Sentience is perhaps the opposite of Déjà vu combined with “our” ability to sense the future using the prefrontal cortex which ultimately gives “us” the ability to feel the present, feel our existence. (It is interesting to note how the purpose of language breaks down here. There is no “me”, “I” … it is just an illusion created by the temporary constructs of “our” minds.)
In other words, the non-fallacious memory that “we were there” or “we have been through this” combined with the simulated feeling of “what it would be like if” gives us sentience. The more accurate those feelings are w.r.t the reality; i.e. the more similar the consciousness arrow of time is to the thermodynamic arrow of time, the more sentient we are.
From evolutionary point of view, a life-form with a consciousness arrow of time (i.e. a record of events that has happened and will happen) which is very similar to the thermodynamic arrow of time (i.e. events that really happened and will happen as the entropy increases); is the best thing that the environment would like to have because such an entity would not only preserve its existence but also the existence of the entire ecosystem.

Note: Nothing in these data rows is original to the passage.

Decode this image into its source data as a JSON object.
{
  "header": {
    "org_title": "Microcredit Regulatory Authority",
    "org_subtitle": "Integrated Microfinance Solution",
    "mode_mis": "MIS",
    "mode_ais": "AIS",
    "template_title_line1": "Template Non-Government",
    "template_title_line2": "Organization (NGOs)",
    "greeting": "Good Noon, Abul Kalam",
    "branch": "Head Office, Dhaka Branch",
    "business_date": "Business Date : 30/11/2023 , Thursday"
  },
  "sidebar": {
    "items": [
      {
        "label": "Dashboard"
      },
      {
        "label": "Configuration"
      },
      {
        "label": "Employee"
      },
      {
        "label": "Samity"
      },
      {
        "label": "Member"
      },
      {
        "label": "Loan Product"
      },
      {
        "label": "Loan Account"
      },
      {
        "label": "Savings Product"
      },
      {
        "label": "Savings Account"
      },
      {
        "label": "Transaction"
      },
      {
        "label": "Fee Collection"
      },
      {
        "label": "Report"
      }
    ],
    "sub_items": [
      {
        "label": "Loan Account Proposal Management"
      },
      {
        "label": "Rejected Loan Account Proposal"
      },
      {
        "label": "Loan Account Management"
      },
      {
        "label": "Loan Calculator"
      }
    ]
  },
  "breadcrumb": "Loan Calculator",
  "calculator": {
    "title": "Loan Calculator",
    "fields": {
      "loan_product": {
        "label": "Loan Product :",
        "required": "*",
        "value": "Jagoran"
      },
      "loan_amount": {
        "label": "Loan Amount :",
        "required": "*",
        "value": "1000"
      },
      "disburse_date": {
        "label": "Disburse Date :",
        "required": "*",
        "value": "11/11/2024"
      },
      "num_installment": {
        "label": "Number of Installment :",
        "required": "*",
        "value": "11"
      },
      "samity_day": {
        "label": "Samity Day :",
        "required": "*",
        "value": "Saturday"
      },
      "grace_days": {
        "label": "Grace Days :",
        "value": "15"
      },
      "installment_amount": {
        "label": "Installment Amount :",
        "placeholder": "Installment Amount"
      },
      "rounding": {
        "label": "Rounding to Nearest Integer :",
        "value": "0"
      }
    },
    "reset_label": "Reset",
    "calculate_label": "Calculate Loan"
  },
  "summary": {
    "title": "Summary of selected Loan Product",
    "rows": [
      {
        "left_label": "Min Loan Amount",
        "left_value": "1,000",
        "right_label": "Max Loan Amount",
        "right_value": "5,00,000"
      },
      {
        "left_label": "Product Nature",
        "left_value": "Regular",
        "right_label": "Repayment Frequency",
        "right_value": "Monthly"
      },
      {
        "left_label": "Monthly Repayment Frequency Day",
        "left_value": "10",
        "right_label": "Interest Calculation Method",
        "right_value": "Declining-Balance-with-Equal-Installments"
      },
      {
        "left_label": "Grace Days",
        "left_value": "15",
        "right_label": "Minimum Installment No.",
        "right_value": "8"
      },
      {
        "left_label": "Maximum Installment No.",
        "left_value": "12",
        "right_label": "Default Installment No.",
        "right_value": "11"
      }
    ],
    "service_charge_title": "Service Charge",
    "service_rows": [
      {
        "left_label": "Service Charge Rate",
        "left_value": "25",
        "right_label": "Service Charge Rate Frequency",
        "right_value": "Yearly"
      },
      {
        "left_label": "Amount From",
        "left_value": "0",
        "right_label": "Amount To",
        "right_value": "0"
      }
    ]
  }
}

Animals of today that has evolved through time has an excellent mechanisms to have non-fallacious memories but, if I paraphrase Daniel Gilbert right: Human beings are the one & only latest models of evolutionary improvement that are capable of planning and simulating the future because of our larger prefrontal cortex.
That makes us more sentient than Orangutans. But there is still a long way to go. Recent research conducted by Daniel Gilbert (a professor of psychology at Harvard) shows us that we are still terrible at predicting & planning. We are awful at predicting what will give us happiness. Do you expect that a new car or home will give you happiness? Certainly it will, just not as much as you expect. The same is true in the opposite. Do you think that getting rejected by your crush or losing a game will make you unhappy? It will, just not as much as you expect.